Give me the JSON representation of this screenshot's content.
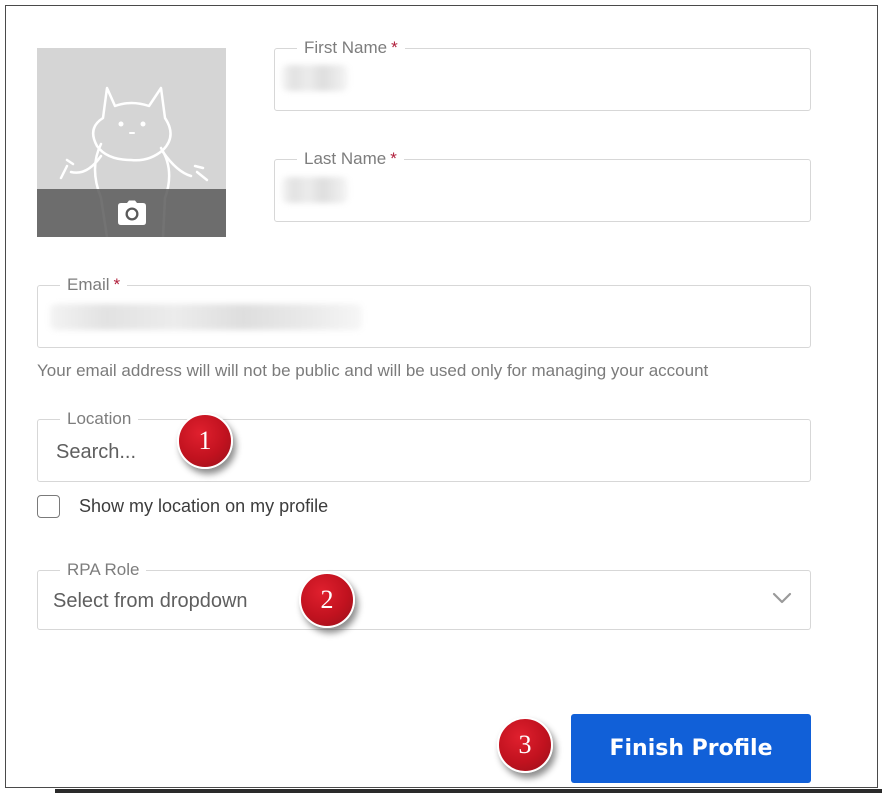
{
  "form": {
    "first_name": {
      "label": "First Name",
      "required_mark": "*"
    },
    "last_name": {
      "label": "Last Name",
      "required_mark": "*"
    },
    "email": {
      "label": "Email",
      "required_mark": "*",
      "helper": "Your email address will will not be public and will be used only for managing your account"
    },
    "location": {
      "label": "Location",
      "placeholder": "Search..."
    },
    "show_location": {
      "label": "Show my location on my profile",
      "checked": false
    },
    "rpa_role": {
      "label": "RPA Role",
      "placeholder": "Select from dropdown"
    },
    "submit_label": "Finish Profile"
  },
  "avatar": {
    "icon": "camera-icon"
  },
  "annotations": [
    "1",
    "2",
    "3"
  ],
  "colors": {
    "primary": "#1160d8",
    "required": "#b01e3a",
    "badge": "#c1121f"
  }
}
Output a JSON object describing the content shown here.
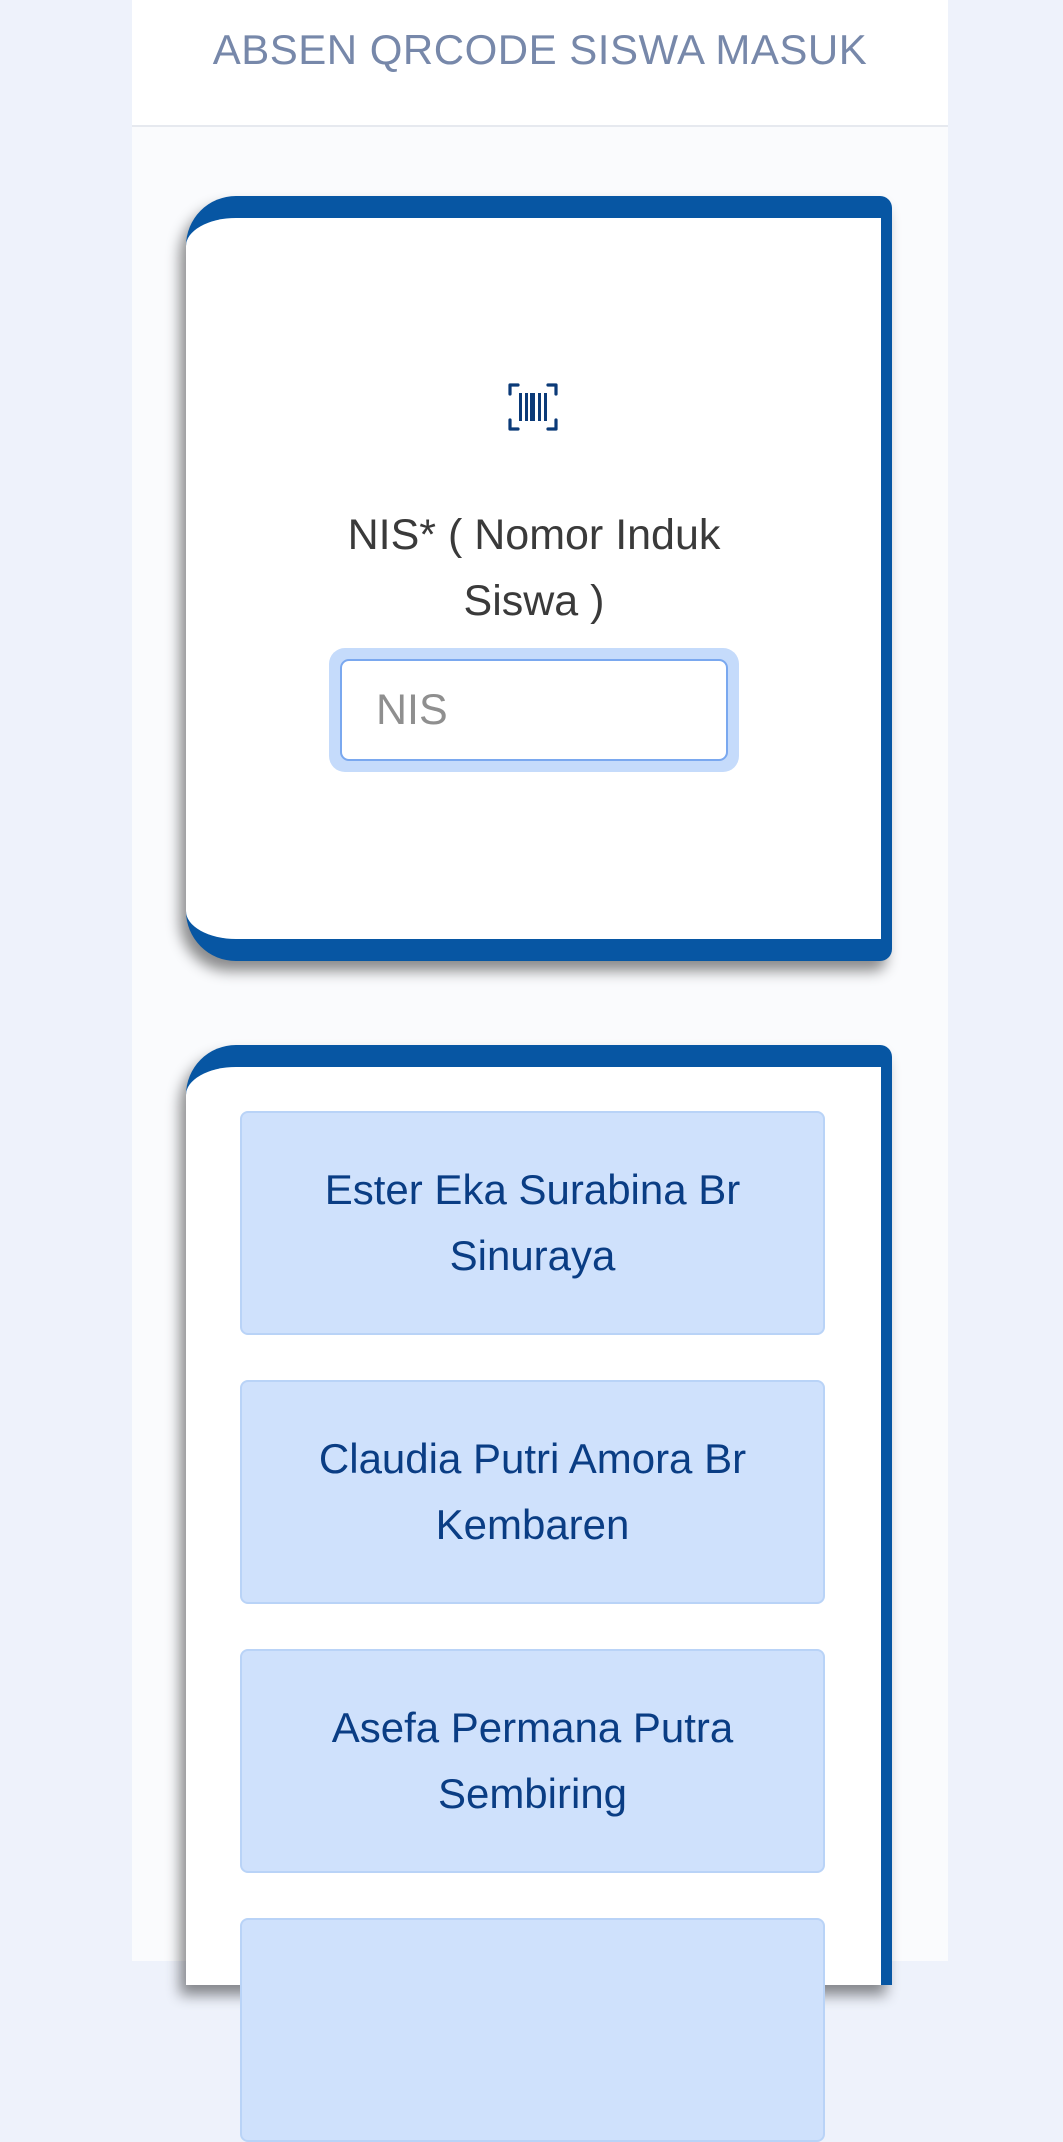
{
  "header": {
    "title": "ABSEN QRCODE SISWA MASUK"
  },
  "scan_card": {
    "icon": "barcode-scan-icon",
    "nis_label": "NIS* ( Nomor Induk Siswa )",
    "nis_placeholder": "NIS",
    "nis_value": ""
  },
  "students": [
    {
      "name": "Ester Eka Surabina Br Sinuraya"
    },
    {
      "name": "Claudia Putri Amora Br Kembaren"
    },
    {
      "name": "Asefa Permana Putra Sembiring"
    },
    {
      "name": ""
    }
  ],
  "colors": {
    "accent": "#0756a3",
    "item_bg": "#cfe1fc",
    "item_text": "#0a3d84",
    "header_text": "#7788aa"
  }
}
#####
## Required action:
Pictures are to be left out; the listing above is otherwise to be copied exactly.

## Finished exercise:
Give me the JSON representation of this screenshot's content.
{
  "form": {
    "first_name": {
      "label": "First Name",
      "required_mark": "*"
    },
    "last_name": {
      "label": "Last Name",
      "required_mark": "*"
    },
    "email": {
      "label": "Email",
      "required_mark": "*",
      "helper": "Your email address will will not be public and will be used only for managing your account"
    },
    "location": {
      "label": "Location",
      "placeholder": "Search..."
    },
    "show_location": {
      "label": "Show my location on my profile",
      "checked": false
    },
    "rpa_role": {
      "label": "RPA Role",
      "placeholder": "Select from dropdown"
    },
    "submit_label": "Finish Profile"
  },
  "avatar": {
    "icon": "camera-icon"
  },
  "annotations": [
    "1",
    "2",
    "3"
  ],
  "colors": {
    "primary": "#1160d8",
    "required": "#b01e3a",
    "badge": "#c1121f"
  }
}
Output a JSON object describing the content shown here.
{
  "header": {
    "title": "ABSEN QRCODE SISWA MASUK"
  },
  "scan_card": {
    "icon": "barcode-scan-icon",
    "nis_label": "NIS* ( Nomor Induk Siswa )",
    "nis_placeholder": "NIS",
    "nis_value": ""
  },
  "students": [
    {
      "name": "Ester Eka Surabina Br Sinuraya"
    },
    {
      "name": "Claudia Putri Amora Br Kembaren"
    },
    {
      "name": "Asefa Permana Putra Sembiring"
    },
    {
      "name": ""
    }
  ],
  "colors": {
    "accent": "#0756a3",
    "item_bg": "#cfe1fc",
    "item_text": "#0a3d84",
    "header_text": "#7788aa"
  }
}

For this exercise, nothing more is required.